> _PROBLEM TO SOLVE_
Each line of the data has to be retyped exactly as it is.

Start of INPUT DATA

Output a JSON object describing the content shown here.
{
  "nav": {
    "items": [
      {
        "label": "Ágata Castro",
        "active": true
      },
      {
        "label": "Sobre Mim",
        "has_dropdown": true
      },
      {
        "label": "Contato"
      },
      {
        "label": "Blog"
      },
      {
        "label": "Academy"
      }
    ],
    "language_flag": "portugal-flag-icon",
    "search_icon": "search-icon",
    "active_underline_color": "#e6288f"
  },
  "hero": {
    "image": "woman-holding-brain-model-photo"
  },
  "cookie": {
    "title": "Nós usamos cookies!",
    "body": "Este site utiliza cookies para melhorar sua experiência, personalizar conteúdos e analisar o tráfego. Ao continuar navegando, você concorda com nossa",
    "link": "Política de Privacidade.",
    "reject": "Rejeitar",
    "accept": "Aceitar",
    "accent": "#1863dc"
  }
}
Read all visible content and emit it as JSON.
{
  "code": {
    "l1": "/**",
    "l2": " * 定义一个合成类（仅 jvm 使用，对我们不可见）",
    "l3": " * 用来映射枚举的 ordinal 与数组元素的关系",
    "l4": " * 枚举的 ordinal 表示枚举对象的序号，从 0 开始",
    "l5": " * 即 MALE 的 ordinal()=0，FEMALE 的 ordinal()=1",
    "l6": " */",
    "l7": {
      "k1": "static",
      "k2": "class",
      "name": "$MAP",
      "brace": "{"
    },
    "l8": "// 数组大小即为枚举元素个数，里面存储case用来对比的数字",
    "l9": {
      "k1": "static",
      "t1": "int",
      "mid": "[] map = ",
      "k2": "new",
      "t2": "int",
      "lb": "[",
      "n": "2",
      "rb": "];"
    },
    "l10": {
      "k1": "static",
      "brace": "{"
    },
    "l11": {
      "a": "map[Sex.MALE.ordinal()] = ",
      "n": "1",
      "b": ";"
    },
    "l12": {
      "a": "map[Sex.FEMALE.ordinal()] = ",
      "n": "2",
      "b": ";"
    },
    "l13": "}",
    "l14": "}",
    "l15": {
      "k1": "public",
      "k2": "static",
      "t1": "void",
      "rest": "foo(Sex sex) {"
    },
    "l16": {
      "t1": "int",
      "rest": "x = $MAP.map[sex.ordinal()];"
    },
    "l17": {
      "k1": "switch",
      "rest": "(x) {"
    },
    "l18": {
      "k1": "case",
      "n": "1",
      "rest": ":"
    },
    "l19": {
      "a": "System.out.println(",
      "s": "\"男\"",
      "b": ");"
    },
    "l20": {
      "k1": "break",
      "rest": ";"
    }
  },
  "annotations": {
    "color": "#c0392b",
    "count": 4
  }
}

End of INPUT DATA

> _SOLVED PROBLEM_
Output a JSON object describing the content shown here.
{
  "nav": {
    "items": [
      {
        "label": "Ágata Castro",
        "active": true
      },
      {
        "label": "Sobre Mim",
        "has_dropdown": true
      },
      {
        "label": "Contato"
      },
      {
        "label": "Blog"
      },
      {
        "label": "Academy"
      }
    ],
    "language_flag": "portugal-flag-icon",
    "search_icon": "search-icon",
    "active_underline_color": "#e6288f"
  },
  "hero": {
    "image": "woman-holding-brain-model-photo"
  },
  "cookie": {
    "title": "Nós usamos cookies!",
    "body": "Este site utiliza cookies para melhorar sua experiência, personalizar conteúdos e analisar o tráfego. Ao continuar navegando, você concorda com nossa",
    "link": "Política de Privacidade.",
    "reject": "Rejeitar",
    "accept": "Aceitar",
    "accent": "#1863dc"
  }
}
Read all visible content and emit it as JSON.
{
  "code": {
    "l1": "/**",
    "l2": " * 定义一个合成类（仅 jvm 使用，对我们不可见）",
    "l3": " * 用来映射枚举的 ordinal 与数组元素的关系",
    "l4": " * 枚举的 ordinal 表示枚举对象的序号，从 0 开始",
    "l5": " * 即 MALE 的 ordinal()=0，FEMALE 的 ordinal()=1",
    "l6": " */",
    "l7": {
      "k1": "static",
      "k2": "class",
      "name": "$MAP",
      "brace": "{"
    },
    "l8": "// 数组大小即为枚举元素个数，里面存储case用来对比的数字",
    "l9": {
      "k1": "static",
      "t1": "int",
      "mid": "[] map = ",
      "k2": "new",
      "t2": "int",
      "lb": "[",
      "n": "2",
      "rb": "];"
    },
    "l10": {
      "k1": "static",
      "brace": "{"
    },
    "l11": {
      "a": "map[Sex.MALE.ordinal()] = ",
      "n": "1",
      "b": ";"
    },
    "l12": {
      "a": "map[Sex.FEMALE.ordinal()] = ",
      "n": "2",
      "b": ";"
    },
    "l13": "}",
    "l14": "}",
    "l15": {
      "k1": "public",
      "k2": "static",
      "t1": "void",
      "rest": "foo(Sex sex) {"
    },
    "l16": {
      "t1": "int",
      "rest": "x = $MAP.map[sex.ordinal()];"
    },
    "l17": {
      "k1": "switch",
      "rest": "(x) {"
    },
    "l18": {
      "k1": "case",
      "n": "1",
      "rest": ":"
    },
    "l19": {
      "a": "System.out.println(",
      "s": "\"男\"",
      "b": ");"
    },
    "l20": {
      "k1": "break",
      "rest": ";"
    }
  },
  "annotations": {
    "color": "#c0392b",
    "count": 4
  }
}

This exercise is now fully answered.